**RECORDS FOR THE EXERCISE:**
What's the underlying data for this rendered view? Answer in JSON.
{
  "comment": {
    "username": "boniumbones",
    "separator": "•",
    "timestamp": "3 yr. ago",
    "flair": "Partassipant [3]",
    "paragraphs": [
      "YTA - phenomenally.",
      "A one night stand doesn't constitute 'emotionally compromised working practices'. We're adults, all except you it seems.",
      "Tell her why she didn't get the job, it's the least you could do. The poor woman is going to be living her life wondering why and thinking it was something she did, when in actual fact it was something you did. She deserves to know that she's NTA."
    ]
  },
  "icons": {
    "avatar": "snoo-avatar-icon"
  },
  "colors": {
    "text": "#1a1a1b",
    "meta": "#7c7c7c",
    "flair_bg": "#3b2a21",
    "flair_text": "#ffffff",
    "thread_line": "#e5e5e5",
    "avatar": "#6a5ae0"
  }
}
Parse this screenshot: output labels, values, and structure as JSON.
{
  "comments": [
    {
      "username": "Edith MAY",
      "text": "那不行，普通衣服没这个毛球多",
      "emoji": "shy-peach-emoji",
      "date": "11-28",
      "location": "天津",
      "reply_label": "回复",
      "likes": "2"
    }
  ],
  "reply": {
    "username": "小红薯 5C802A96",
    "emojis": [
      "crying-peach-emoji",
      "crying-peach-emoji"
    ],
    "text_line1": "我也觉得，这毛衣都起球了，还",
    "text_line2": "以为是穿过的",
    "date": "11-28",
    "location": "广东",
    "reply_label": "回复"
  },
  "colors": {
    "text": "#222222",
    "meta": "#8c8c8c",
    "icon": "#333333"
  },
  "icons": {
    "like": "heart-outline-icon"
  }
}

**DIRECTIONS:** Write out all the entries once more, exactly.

**ANSWER FOR THIS EXERCISE:**
What's the underlying data for this rendered view? Answer in JSON.
{
  "comment": {
    "username": "boniumbones",
    "separator": "•",
    "timestamp": "3 yr. ago",
    "flair": "Partassipant [3]",
    "paragraphs": [
      "YTA - phenomenally.",
      "A one night stand doesn't constitute 'emotionally compromised working practices'. We're adults, all except you it seems.",
      "Tell her why she didn't get the job, it's the least you could do. The poor woman is going to be living her life wondering why and thinking it was something she did, when in actual fact it was something you did. She deserves to know that she's NTA."
    ]
  },
  "icons": {
    "avatar": "snoo-avatar-icon"
  },
  "colors": {
    "text": "#1a1a1b",
    "meta": "#7c7c7c",
    "flair_bg": "#3b2a21",
    "flair_text": "#ffffff",
    "thread_line": "#e5e5e5",
    "avatar": "#6a5ae0"
  }
}
Parse this screenshot: output labels, values, and structure as JSON.
{
  "comments": [
    {
      "username": "Edith MAY",
      "text": "那不行，普通衣服没这个毛球多",
      "emoji": "shy-peach-emoji",
      "date": "11-28",
      "location": "天津",
      "reply_label": "回复",
      "likes": "2"
    }
  ],
  "reply": {
    "username": "小红薯 5C802A96",
    "emojis": [
      "crying-peach-emoji",
      "crying-peach-emoji"
    ],
    "text_line1": "我也觉得，这毛衣都起球了，还",
    "text_line2": "以为是穿过的",
    "date": "11-28",
    "location": "广东",
    "reply_label": "回复"
  },
  "colors": {
    "text": "#222222",
    "meta": "#8c8c8c",
    "icon": "#333333"
  },
  "icons": {
    "like": "heart-outline-icon"
  }
}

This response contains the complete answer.